If you are a husband who has the unique calling of caring for your wife who battles a chronic illness like I do, I’d like for us to remember that God equips those he calls, and that he builds us up as we spend time in his word and prayer daily, learning to look to him in humility and dependence, not shirking our responsibility in a selfish desire for ease nor abusing it in a distorted attempt to control (Ephesians 4 v 12-16).
Praise God that he can use the enemy’s schemes to advance his own good purposes. And praise God, our marriages can survive, and even strengthen, in the face of this trial. There is incredible joy in laying down your life for the woman that God has entrusted to you for a time. What a privilege and great responsibility you have been given to love and care for the daughter of the King. Nourish her. Cherish her. Adore her. Show her you will fight for her no matter the cost. Love her well by loving Christ more.
~ Jeff Walton
Together Through The Storms helps married couples to navigate the storms of life together. Working through the book of Job, Sarah Walton (author of “Hope when it Hurts”) and her husband Jeff reflect on their own experiences in a marriage that has faced chronic illness, baggage from the past, a child with neurological challenges, and financial difficulties—and show how to cling to Christ and each other.
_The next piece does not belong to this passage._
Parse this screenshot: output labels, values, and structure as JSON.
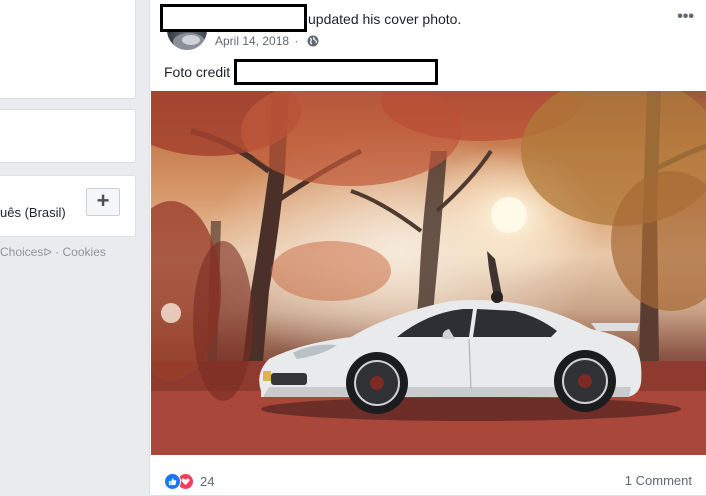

2 thoughts on “An open letter to husbands of suffering wives”
Jeff, thanks for sharing these things. As a husband of a chronically ill wife (in our seventh year of Arnold Chirari Malformation) and child (2 straight years of 24/7 headaches), I get it. And I needed this. I look forward to reading the book with my wife.
Thank you for your message. I am so sorry to hear that your family has endured so many storms and years of ongoing trials. I am grateful that this was an encouragement to you and that you would be willing to read our book. I pray that it would be a blessing to you and your wife and be a continual reminder of our hope in Christ especially when the pain of chronic illnesses is often silent to everyone on the outside, which makes it a very hard road to journey on your own. I will pray for your endurance in the day to day for what God has entrusted you with to care for your family.